Problem -
Would you set down every line of the data below exactly as it reads?

Source records
<<<<
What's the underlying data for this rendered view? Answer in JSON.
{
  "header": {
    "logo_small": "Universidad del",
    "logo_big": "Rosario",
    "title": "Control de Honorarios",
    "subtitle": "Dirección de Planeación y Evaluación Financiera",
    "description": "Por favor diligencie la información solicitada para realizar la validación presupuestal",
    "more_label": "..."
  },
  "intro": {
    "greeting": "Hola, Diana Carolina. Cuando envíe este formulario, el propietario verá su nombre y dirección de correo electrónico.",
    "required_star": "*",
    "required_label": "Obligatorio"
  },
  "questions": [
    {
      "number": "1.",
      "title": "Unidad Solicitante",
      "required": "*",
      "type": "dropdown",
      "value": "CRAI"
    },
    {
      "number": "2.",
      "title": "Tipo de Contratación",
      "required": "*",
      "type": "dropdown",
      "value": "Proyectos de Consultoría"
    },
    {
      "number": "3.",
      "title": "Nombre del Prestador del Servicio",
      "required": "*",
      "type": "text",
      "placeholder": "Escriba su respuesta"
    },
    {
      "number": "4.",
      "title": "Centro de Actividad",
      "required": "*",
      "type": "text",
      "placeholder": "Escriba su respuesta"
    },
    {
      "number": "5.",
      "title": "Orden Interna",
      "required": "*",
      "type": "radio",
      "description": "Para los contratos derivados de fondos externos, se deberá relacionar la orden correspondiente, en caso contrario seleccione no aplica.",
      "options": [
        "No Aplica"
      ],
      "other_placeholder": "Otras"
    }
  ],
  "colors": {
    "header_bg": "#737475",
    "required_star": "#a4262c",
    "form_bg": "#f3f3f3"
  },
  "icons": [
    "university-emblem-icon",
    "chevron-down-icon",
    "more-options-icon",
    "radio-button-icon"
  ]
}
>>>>
Result of this task -
What's the underlying data for this rendered view? Answer in JSON.
{
  "header": {
    "logo_small": "Universidad del",
    "logo_big": "Rosario",
    "title": "Control de Honorarios",
    "subtitle": "Dirección de Planeación y Evaluación Financiera",
    "description": "Por favor diligencie la información solicitada para realizar la validación presupuestal",
    "more_label": "..."
  },
  "intro": {
    "greeting": "Hola, Diana Carolina. Cuando envíe este formulario, el propietario verá su nombre y dirección de correo electrónico.",
    "required_star": "*",
    "required_label": "Obligatorio"
  },
  "questions": [
    {
      "number": "1.",
      "title": "Unidad Solicitante",
      "required": "*",
      "type": "dropdown",
      "value": "CRAI"
    },
    {
      "number": "2.",
      "title": "Tipo de Contratación",
      "required": "*",
      "type": "dropdown",
      "value": "Proyectos de Consultoría"
    },
    {
      "number": "3.",
      "title": "Nombre del Prestador del Servicio",
      "required": "*",
      "type": "text",
      "placeholder": "Escriba su respuesta"
    },
    {
      "number": "4.",
      "title": "Centro de Actividad",
      "required": "*",
      "type": "text",
      "placeholder": "Escriba su respuesta"
    },
    {
      "number": "5.",
      "title": "Orden Interna",
      "required": "*",
      "type": "radio",
      "description": "Para los contratos derivados de fondos externos, se deberá relacionar la orden correspondiente, en caso contrario seleccione no aplica.",
      "options": [
        "No Aplica"
      ],
      "other_placeholder": "Otras"
    }
  ],
  "colors": {
    "header_bg": "#737475",
    "required_star": "#a4262c",
    "form_bg": "#f3f3f3"
  },
  "icons": [
    "university-emblem-icon",
    "chevron-down-icon",
    "more-options-icon",
    "radio-button-icon"
  ]
}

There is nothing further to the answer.